Growing research through the convening power of Cambridge’s collections
XRF scanning of painting

We are delighted to announce that, bar a few finishing touches, we have completed the large-scale refurbishment and upgrade of our facilities, following the award of a large AHRC Capability for Collection grant to the CHERISH Initiative. We have renovated our laboratories and collection study rooms to provide larger and cleaner spaces, controlled environments, modern sample preparation facilities and increased capacity. Furthermore, our analytical equipment has been upgraded to include a wide range of state-of-the art instruments. Some highlights include:

- the conversion of an elderly and unused photographic darkroom at MAA into a specialist imaging studio, equipped with state-of-the-art imaging and digitisation equipment

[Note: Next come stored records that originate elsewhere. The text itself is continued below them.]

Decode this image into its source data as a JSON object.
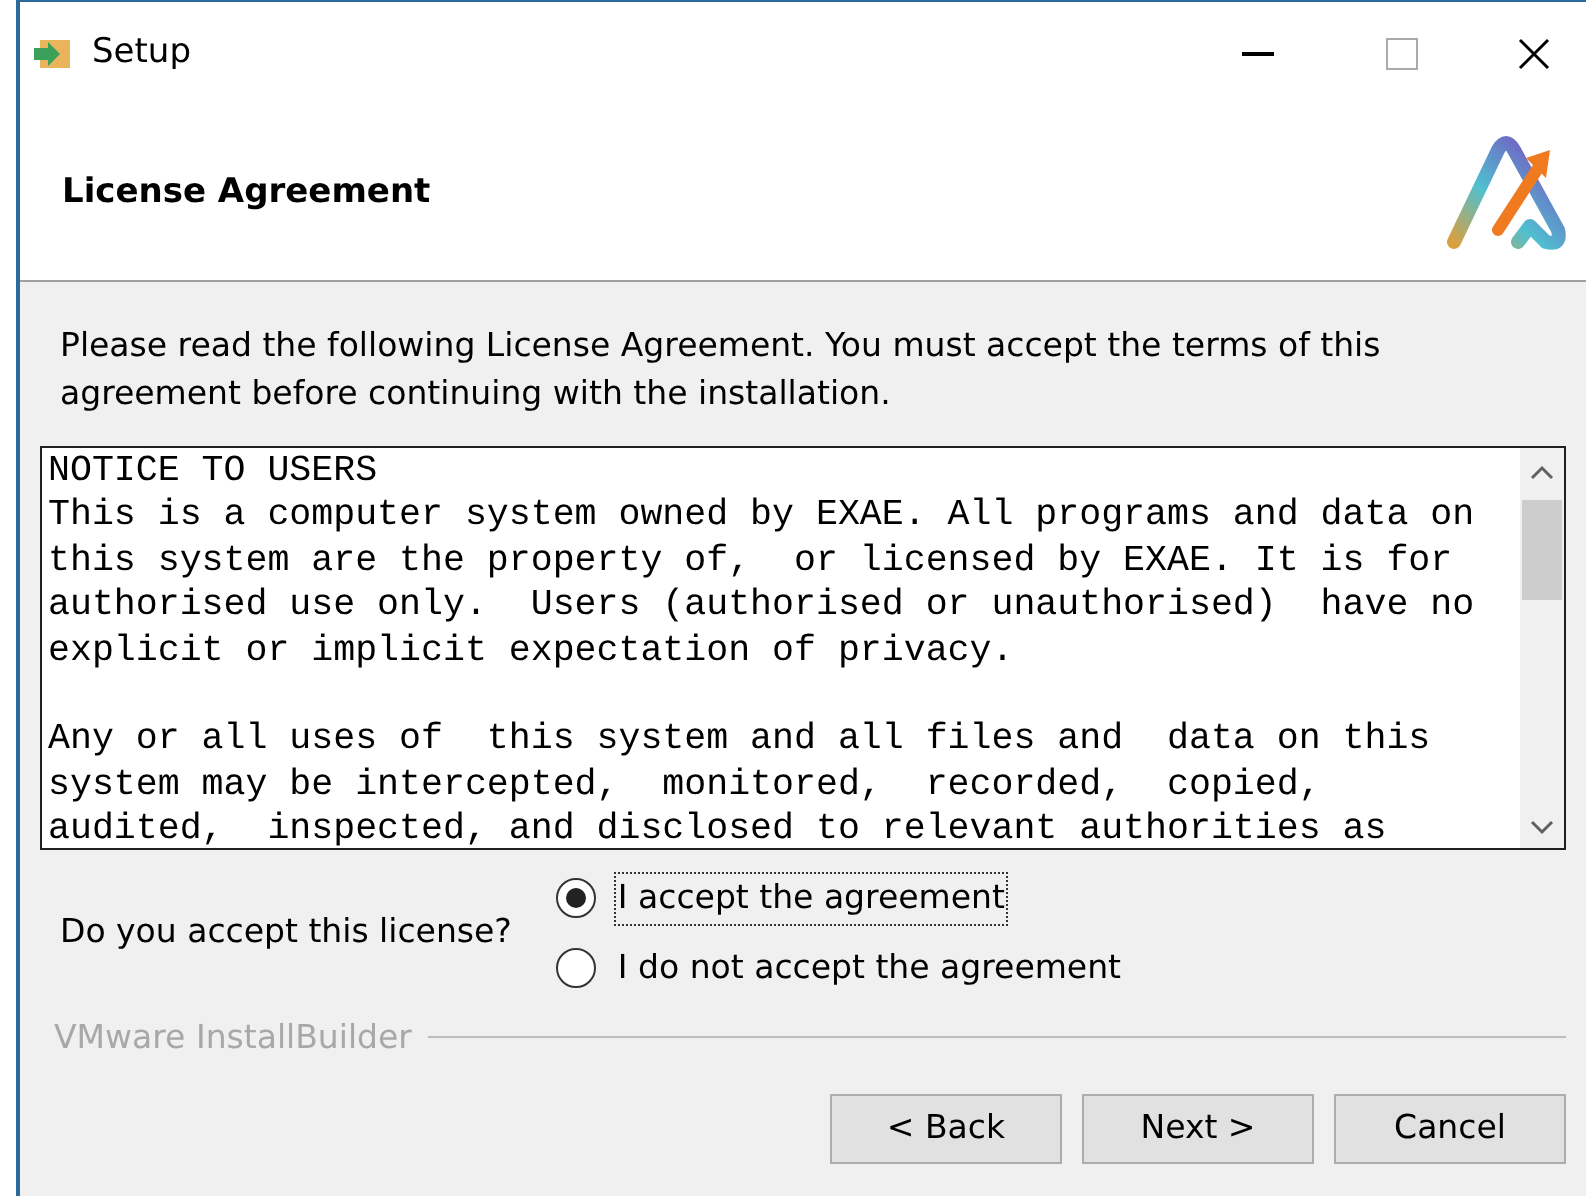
{
  "window": {
    "title": "Setup"
  },
  "header": {
    "title": "License Agreement"
  },
  "intro": "Please read the following License Agreement. You must accept the terms of this agreement before continuing with the installation.",
  "license_text": {
    "paragraphs": [
      {
        "lines": [
          "NOTICE TO USERS",
          "This is a computer system owned by EXAE. All programs and data on",
          "this system are the property of,  or licensed by EXAE. It is for",
          "authorised use only.  Users (authorised or unauthorised)  have no",
          "explicit or implicit expectation of privacy."
        ]
      },
      {
        "lines": [
          "Any or all uses of  this system and all files and  data on this",
          "system may be intercepted,  monitored,  recorded,  copied,",
          "audited,  inspected, and disclosed to relevant authorities as"
        ]
      }
    ]
  },
  "question": "Do you accept this license?",
  "options": [
    {
      "label": "I accept the agreement",
      "selected": true
    },
    {
      "label": "I do not accept the agreement",
      "selected": false
    }
  ],
  "footer_brand": "VMware InstallBuilder",
  "buttons": [
    "< Back",
    "Next >",
    "Cancel"
  ]
}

- the acquisition of Rigaku CT Lab HX high-performance X-ray micro computed tomography scanner (µCT) at the Department of Archaeology, which will enable the 3D non-invasive examination of the inner structure of materials ranging from skeletal remains to works of art

- the refurbishment of the HKI's largest conservation studio, where just this week we are overseeing the installation of a large-scale motorised scanning easel. Combined with a new infrared camera system, this will enable high-resolution imaging of large paintings, up to several metres across, to detect technical features below the surface, areas of damage or restoration, and to assist in the identification of the materials used by the artists

- the purchase of four portable items of imaging and spectroscopic equipment, which complement the Fitzwilliam Museum's existing analytical capability and complete our 'mobile lab', ensuring we can undertake in-depth, non-invasive analyses of collections all around Cambridge and far beyond

- the installation of a large-scale multispectral imaging system at Cambridge University Library, which will significantly enhance the Digital Content Unit's capability to provide high-quality technical imaging service to the thousands of researchers who visit the library's collections study spaces each year. 


Posted on: Wednesday 30 June 2021